Search the entries below for "чтобы" and copy each matching line.

--- Recorded data ---

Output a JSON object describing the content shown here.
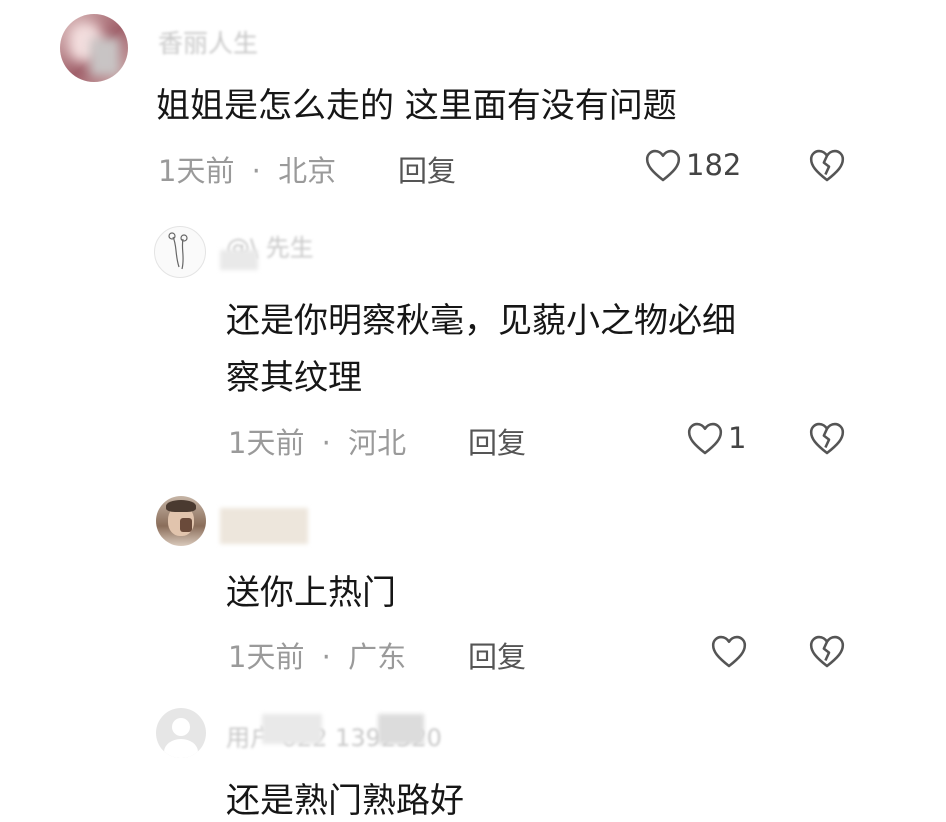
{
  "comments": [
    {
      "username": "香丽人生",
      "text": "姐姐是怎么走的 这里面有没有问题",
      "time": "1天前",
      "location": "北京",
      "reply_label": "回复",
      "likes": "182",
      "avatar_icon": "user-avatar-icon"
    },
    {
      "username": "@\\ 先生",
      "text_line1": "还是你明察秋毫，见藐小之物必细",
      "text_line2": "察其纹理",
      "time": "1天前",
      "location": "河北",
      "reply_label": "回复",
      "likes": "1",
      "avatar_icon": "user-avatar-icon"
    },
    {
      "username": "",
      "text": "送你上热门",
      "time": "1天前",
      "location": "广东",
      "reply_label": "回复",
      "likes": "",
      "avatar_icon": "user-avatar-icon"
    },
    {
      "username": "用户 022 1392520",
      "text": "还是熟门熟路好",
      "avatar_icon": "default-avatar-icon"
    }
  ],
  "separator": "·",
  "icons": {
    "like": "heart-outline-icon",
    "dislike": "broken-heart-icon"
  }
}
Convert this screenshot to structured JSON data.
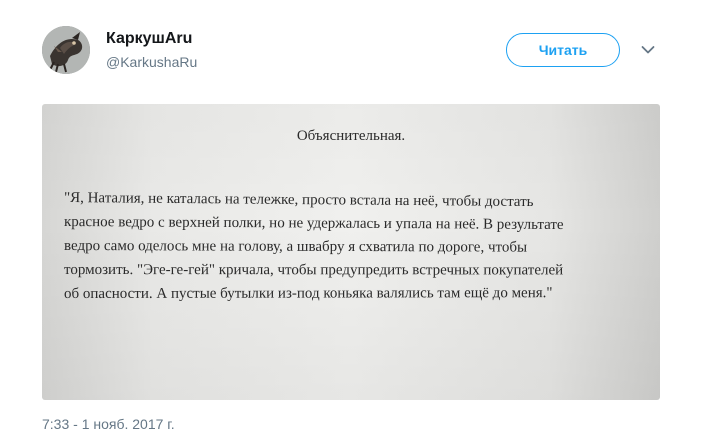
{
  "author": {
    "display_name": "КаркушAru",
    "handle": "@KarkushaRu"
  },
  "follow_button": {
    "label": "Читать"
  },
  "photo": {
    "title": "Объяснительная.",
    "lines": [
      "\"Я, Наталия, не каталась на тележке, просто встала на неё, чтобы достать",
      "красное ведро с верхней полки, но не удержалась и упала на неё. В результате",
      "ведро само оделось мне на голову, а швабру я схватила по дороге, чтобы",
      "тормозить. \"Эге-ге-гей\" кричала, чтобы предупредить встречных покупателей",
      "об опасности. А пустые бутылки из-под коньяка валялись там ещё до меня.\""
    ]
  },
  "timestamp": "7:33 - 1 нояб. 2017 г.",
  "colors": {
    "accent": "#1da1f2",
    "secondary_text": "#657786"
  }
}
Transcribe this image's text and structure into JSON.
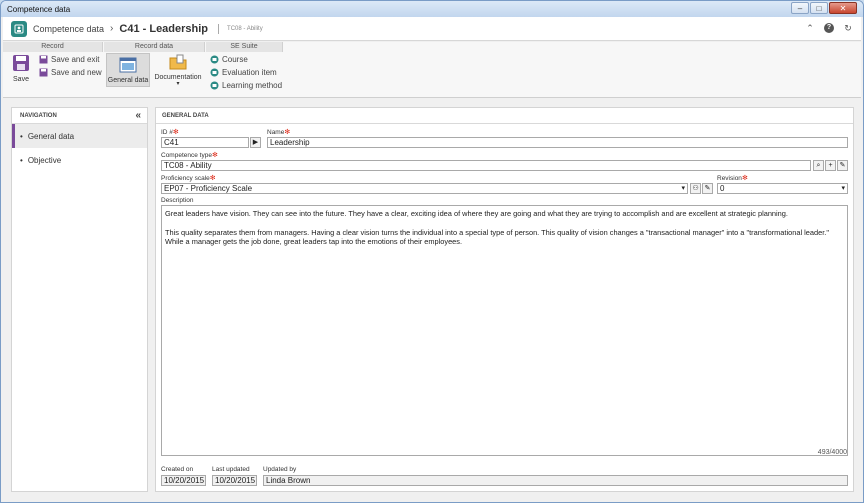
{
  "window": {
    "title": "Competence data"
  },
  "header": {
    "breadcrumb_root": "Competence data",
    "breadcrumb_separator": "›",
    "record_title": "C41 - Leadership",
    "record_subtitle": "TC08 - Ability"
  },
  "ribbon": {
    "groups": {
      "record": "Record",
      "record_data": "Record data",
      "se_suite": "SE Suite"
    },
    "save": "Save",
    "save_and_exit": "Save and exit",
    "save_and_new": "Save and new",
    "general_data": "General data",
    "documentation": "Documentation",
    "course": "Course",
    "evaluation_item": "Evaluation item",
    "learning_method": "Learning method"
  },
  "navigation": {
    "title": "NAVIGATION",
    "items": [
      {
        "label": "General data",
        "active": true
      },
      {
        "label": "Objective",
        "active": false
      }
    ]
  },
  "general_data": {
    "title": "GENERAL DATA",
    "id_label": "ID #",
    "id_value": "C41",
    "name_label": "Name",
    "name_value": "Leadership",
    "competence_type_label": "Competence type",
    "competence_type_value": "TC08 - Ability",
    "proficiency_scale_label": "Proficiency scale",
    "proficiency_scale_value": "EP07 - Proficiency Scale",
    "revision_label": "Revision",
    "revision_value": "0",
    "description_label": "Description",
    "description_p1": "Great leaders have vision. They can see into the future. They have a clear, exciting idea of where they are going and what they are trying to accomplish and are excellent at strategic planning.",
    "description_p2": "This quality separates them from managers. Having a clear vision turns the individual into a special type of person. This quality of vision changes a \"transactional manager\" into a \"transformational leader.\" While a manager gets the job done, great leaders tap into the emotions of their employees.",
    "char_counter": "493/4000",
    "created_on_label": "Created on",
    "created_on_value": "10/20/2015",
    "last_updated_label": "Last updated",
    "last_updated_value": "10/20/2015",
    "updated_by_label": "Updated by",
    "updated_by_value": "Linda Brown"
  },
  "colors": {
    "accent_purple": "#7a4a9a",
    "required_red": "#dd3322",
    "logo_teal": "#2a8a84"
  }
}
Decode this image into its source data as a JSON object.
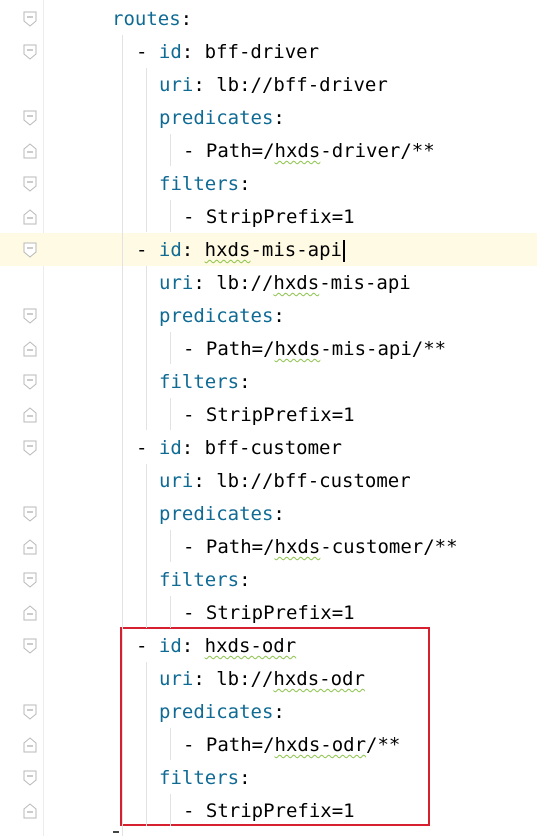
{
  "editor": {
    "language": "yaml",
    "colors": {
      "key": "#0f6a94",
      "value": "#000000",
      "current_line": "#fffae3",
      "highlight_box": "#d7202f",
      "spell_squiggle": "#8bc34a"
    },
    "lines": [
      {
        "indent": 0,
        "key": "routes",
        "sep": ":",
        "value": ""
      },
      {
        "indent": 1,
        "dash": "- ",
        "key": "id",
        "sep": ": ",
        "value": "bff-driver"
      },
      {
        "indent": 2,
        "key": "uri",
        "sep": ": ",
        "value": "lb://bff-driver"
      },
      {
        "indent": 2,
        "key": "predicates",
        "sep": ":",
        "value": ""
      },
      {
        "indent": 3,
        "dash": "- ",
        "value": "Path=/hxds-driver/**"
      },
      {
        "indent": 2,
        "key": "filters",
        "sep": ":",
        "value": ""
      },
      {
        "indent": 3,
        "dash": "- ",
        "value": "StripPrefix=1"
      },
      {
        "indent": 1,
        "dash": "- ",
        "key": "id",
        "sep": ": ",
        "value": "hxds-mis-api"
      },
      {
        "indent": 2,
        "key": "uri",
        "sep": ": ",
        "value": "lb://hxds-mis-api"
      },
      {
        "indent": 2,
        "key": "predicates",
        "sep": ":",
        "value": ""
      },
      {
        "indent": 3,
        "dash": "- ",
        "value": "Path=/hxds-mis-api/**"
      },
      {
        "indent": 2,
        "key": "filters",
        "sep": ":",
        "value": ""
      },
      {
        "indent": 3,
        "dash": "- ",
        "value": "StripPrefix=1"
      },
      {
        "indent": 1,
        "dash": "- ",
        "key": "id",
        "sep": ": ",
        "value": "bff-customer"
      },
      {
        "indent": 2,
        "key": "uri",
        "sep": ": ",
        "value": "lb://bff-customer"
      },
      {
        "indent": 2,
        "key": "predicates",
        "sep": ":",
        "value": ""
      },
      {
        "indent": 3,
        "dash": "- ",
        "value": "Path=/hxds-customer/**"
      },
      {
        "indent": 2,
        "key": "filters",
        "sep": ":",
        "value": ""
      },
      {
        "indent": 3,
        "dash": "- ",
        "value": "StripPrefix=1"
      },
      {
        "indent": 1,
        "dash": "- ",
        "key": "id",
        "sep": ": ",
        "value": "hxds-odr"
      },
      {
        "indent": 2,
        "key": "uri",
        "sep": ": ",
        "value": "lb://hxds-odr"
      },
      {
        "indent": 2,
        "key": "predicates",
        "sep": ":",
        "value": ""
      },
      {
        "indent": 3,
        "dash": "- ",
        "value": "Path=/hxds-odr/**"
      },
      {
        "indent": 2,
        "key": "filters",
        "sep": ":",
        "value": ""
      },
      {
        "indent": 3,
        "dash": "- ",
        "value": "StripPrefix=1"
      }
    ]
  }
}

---

Output of the exercise |
      "\"Я, Наталия, не каталась на тележке, просто встала на неё, чтобы достать",
      "ведро само оделось мне на голову, а швабру я схватила по дороге, чтобы",
      "тормозить. \"Эге-ге-гей\" кричала, чтобы предупредить встречных покупателей",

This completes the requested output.